Another option managers have is to look at your current staff when trying to fill the ranks of your supply chain. Offering executive-level promotions or reassignments to your current staff might be easier than locating new talent to fill that role, and you can always find an entry-level employee to fill any newly created vacancies.
Utilize the Internet, too. More professionals are now using online job sites and classified ads to find new opportunities. You can maximize your online exposure by reposting ads on social media, sending email blasts to clients and by having your current employees share posts. Searching for specific candidates according to skills, years of experience or location is another helpful option.
Women in the Supply Chain
Women are playing greater roles in today's supply chain workforce. Although women tended to shy away from such roles in the past, many are bucking tradition to start their own successful careers. Many are being brought into the industry through college career fairs and interviews.
By providing guided tours of your factory or warehouse to prospective talent, you can help boost their morale and even dispel any myths. Many think that heavy lifting is a requirement at all factories and production plants, but many feature fully automated equipment that takes care of such arduous tasks.
Scheduling flexibility is another perk of today's supply chain workforce. Many employers will be more than happy to accommodate women or men who need to drop kids off at school or pick them up at the end of the day.
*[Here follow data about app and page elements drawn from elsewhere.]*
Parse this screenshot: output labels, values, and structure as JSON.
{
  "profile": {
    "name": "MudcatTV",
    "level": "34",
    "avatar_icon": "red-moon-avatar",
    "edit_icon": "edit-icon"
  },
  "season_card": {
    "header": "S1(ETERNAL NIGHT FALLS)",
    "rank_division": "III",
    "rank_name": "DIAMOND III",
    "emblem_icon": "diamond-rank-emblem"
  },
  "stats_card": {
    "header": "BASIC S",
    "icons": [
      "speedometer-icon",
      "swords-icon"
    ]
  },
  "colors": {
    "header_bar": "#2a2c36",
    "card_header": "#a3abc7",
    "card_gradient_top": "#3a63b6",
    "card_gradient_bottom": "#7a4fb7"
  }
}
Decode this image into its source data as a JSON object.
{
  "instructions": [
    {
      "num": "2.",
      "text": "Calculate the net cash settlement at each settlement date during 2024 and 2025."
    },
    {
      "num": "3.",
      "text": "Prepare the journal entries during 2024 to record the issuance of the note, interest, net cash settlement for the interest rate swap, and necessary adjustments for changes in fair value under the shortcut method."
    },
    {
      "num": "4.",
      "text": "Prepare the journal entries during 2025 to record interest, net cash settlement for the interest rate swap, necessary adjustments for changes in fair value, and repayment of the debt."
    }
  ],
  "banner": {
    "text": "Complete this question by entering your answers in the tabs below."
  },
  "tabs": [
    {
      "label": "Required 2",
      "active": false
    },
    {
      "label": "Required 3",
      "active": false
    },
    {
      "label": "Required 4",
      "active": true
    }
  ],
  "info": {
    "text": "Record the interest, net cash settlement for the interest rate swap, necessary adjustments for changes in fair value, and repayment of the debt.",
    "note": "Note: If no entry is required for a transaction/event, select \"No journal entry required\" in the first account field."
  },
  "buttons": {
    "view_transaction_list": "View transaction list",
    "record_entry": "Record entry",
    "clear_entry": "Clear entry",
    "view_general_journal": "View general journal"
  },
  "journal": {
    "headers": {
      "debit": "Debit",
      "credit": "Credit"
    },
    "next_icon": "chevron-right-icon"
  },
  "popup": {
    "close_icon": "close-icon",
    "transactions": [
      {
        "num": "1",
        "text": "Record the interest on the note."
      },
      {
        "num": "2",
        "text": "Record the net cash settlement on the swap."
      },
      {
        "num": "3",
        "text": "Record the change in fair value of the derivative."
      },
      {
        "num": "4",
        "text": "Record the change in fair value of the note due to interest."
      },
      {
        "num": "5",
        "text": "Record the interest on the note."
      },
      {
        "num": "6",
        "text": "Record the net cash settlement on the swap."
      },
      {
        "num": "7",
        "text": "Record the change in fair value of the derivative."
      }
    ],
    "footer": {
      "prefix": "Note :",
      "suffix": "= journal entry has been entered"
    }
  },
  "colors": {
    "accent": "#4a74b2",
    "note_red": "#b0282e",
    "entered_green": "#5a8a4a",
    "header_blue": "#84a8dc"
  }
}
How to Find Millennials
Sourcing and securing millennial talent for your supply chain can be challenging. The wide variety of interests amongst younger workers as well as their highly independent nature can make it tough to even locate prospects in the first place.
To make the process easier, try thinking outside the box. Search for millennial employees and potential supply chain experts at military career fairs, airline schools, conferences and other community training programs. For greater access to young and talented workers, you might consider investing in a STEM (science, technology, engineering and mathematics) program.
Make sure to offer hands-on training to your new recruits, too. This is a straightforward and effective way to address the skills gap that comes with many new hires in the field. Classes like this can also be used to supplement their current traits and to cultivate new ones that are specific to their part in the supply chain.
Prioritizing Your Supply Chain
Since the supply chain is so crucial to the efficiency of your business, it's important that you prioritize these processes as much as possible. It can be difficult to secure the necessary talent in the first place, but those who know where to look can start filling their ranks with qualified millennials, women and employees of all types.